=== Records supplied ===
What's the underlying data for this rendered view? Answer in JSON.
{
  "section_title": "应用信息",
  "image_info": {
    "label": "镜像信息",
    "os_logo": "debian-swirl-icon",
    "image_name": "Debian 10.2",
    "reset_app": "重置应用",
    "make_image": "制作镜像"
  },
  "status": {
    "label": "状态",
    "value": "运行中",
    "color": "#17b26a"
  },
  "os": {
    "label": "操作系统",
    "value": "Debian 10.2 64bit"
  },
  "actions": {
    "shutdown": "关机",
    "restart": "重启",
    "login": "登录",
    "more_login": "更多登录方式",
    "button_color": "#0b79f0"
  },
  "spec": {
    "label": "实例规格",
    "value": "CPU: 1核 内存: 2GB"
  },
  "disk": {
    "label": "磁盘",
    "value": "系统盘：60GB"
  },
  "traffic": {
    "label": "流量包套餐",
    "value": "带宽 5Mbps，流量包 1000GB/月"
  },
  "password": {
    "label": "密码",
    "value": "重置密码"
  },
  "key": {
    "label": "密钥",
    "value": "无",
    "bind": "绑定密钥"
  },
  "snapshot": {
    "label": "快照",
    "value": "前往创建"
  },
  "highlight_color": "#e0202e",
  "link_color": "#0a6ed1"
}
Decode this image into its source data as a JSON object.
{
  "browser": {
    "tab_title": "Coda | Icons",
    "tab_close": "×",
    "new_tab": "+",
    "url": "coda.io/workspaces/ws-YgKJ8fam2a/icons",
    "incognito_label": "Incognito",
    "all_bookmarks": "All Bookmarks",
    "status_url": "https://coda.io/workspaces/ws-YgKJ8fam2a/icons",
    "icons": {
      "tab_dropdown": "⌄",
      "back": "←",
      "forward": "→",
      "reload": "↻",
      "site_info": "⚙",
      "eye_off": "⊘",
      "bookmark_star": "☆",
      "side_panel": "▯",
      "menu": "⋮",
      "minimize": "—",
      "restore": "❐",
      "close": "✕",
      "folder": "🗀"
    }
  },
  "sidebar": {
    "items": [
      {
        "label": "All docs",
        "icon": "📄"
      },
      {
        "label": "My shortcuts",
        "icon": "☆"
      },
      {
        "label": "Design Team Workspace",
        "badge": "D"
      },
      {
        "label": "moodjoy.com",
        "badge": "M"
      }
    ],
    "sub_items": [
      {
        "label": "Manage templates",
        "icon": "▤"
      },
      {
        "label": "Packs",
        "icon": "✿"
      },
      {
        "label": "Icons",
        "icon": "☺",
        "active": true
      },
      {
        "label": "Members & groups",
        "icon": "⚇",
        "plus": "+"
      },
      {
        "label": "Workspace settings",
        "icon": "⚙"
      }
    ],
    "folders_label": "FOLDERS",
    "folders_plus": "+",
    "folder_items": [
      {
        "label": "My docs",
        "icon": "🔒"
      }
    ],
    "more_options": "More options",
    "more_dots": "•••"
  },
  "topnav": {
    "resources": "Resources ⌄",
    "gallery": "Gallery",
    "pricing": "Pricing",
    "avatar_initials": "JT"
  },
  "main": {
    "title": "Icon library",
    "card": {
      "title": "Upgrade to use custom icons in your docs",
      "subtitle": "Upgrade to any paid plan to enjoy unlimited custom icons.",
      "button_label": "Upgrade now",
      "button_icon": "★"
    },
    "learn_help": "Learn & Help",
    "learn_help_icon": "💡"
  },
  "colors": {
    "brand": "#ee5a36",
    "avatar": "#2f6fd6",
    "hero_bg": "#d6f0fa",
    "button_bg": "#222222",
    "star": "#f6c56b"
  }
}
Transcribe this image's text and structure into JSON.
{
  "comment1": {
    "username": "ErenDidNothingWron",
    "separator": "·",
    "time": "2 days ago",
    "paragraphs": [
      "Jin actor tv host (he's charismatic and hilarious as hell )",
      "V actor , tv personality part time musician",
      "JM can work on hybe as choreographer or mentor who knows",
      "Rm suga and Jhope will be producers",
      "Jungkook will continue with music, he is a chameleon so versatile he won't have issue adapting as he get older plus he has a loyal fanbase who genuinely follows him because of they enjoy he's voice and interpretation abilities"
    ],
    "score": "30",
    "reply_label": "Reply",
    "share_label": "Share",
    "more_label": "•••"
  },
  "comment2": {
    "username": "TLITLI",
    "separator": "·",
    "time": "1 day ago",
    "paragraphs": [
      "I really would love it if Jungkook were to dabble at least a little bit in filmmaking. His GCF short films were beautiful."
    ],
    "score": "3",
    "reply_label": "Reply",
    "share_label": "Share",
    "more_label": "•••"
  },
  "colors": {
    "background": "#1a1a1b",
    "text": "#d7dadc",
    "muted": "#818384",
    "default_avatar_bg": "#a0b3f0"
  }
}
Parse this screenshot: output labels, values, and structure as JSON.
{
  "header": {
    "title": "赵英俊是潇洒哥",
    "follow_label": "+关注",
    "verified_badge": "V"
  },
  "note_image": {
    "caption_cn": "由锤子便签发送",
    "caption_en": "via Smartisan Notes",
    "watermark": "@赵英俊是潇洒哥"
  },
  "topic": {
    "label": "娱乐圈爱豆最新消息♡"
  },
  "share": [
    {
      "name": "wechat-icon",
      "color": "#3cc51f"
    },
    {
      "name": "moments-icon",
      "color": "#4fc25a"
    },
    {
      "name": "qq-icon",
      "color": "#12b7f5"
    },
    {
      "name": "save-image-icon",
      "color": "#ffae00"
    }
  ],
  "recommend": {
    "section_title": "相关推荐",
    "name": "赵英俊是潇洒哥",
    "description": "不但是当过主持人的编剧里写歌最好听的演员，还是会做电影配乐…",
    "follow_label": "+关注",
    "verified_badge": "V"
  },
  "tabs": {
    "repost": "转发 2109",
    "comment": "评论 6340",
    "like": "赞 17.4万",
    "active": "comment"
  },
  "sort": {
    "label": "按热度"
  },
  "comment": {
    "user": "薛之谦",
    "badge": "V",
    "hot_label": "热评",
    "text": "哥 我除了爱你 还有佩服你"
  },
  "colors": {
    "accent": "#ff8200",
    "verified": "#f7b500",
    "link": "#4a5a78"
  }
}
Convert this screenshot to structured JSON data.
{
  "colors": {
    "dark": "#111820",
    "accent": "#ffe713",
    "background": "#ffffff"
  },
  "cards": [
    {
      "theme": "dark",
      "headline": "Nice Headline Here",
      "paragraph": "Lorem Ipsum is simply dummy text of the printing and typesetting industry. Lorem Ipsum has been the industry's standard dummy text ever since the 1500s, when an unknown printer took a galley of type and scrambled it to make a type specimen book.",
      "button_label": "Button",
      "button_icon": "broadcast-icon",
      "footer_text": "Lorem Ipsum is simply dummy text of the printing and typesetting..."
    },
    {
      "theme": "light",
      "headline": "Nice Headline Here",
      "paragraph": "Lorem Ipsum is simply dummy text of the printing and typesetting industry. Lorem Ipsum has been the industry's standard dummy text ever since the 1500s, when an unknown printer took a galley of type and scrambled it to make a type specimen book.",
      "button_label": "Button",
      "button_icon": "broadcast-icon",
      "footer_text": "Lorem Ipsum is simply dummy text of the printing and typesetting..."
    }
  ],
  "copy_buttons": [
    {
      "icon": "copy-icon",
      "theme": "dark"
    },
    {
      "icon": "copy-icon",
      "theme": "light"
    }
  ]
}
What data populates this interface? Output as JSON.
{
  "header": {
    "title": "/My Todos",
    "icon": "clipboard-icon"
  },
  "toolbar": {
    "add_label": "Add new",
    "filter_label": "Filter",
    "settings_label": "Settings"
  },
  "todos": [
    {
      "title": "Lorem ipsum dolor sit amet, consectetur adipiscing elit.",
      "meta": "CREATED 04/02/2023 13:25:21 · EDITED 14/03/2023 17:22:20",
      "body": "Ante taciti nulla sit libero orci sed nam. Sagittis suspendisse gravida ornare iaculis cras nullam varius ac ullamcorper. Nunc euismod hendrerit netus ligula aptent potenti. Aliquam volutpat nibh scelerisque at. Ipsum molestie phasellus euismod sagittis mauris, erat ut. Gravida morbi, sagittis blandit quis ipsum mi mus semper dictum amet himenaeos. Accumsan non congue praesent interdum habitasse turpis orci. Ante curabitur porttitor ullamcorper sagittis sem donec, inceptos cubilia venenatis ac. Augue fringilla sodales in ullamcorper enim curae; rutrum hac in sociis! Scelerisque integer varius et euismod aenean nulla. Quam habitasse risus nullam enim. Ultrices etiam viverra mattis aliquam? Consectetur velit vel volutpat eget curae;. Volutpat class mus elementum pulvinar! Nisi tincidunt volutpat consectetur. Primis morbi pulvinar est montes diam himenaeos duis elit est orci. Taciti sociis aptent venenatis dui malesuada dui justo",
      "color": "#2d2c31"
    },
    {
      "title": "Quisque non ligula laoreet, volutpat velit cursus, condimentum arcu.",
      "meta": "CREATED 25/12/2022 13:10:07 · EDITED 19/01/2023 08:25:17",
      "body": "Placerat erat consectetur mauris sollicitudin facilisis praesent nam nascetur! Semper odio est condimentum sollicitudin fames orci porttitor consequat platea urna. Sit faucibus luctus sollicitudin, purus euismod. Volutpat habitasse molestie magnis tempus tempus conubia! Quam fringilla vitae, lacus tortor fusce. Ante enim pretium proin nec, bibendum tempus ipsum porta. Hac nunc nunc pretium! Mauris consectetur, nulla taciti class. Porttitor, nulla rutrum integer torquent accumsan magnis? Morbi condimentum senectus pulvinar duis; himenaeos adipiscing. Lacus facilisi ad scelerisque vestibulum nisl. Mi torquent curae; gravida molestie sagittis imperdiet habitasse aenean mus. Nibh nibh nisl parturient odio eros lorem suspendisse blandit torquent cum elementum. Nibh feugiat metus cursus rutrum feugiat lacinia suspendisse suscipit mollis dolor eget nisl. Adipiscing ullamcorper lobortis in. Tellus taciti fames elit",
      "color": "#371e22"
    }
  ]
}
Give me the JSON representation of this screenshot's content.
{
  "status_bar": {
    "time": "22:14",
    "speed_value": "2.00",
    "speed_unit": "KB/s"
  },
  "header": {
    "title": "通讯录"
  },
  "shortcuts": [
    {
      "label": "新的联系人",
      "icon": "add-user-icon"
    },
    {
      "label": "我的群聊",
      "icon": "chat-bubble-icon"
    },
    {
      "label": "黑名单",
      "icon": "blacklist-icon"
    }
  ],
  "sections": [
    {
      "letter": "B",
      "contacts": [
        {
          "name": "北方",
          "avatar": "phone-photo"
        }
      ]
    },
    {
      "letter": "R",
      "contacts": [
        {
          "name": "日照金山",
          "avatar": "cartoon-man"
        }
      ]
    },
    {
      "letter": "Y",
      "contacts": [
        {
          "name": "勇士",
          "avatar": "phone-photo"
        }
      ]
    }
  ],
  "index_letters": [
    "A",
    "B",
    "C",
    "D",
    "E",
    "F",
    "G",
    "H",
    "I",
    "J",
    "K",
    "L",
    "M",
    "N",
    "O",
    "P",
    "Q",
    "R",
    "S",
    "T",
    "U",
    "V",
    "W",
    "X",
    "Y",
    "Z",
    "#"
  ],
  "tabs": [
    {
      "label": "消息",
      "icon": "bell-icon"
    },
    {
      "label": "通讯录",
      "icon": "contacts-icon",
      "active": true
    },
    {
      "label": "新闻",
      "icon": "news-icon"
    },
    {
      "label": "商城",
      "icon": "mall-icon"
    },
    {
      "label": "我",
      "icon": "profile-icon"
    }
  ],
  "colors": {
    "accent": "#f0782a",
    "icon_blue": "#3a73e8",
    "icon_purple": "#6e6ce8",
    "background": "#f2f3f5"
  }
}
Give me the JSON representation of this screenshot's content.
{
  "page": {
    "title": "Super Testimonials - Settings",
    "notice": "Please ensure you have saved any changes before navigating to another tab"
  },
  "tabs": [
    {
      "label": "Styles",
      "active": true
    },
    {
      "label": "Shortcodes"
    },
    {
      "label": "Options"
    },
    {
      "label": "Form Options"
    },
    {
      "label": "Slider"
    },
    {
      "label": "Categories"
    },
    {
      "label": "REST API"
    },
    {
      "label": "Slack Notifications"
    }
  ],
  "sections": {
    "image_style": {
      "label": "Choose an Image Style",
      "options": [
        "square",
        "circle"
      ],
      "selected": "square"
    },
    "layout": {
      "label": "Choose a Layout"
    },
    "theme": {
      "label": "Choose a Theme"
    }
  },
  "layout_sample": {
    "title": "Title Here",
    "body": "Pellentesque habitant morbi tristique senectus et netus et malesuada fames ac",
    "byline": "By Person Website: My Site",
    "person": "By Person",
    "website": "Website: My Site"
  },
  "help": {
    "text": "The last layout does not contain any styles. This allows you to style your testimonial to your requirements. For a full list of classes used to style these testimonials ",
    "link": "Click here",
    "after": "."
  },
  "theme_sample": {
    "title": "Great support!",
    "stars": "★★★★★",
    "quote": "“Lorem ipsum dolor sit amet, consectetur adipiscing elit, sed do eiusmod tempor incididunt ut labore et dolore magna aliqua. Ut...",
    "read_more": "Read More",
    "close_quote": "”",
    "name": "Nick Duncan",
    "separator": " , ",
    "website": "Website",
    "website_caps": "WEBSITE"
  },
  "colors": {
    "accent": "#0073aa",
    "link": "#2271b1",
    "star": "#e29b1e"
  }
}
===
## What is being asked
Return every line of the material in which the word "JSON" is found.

## Solution to the exercise
What's the underlying data for this rendered view? Answer in JSON.
Decode this image into its source data as a JSON object.
Transcribe this image's text and structure into JSON.
Parse this screenshot: output labels, values, and structure as JSON.
Convert this screenshot to structured JSON data.
What data populates this interface? Output as JSON.
Give me the JSON representation of this screenshot's content.
Give me the JSON representation of this screenshot's content.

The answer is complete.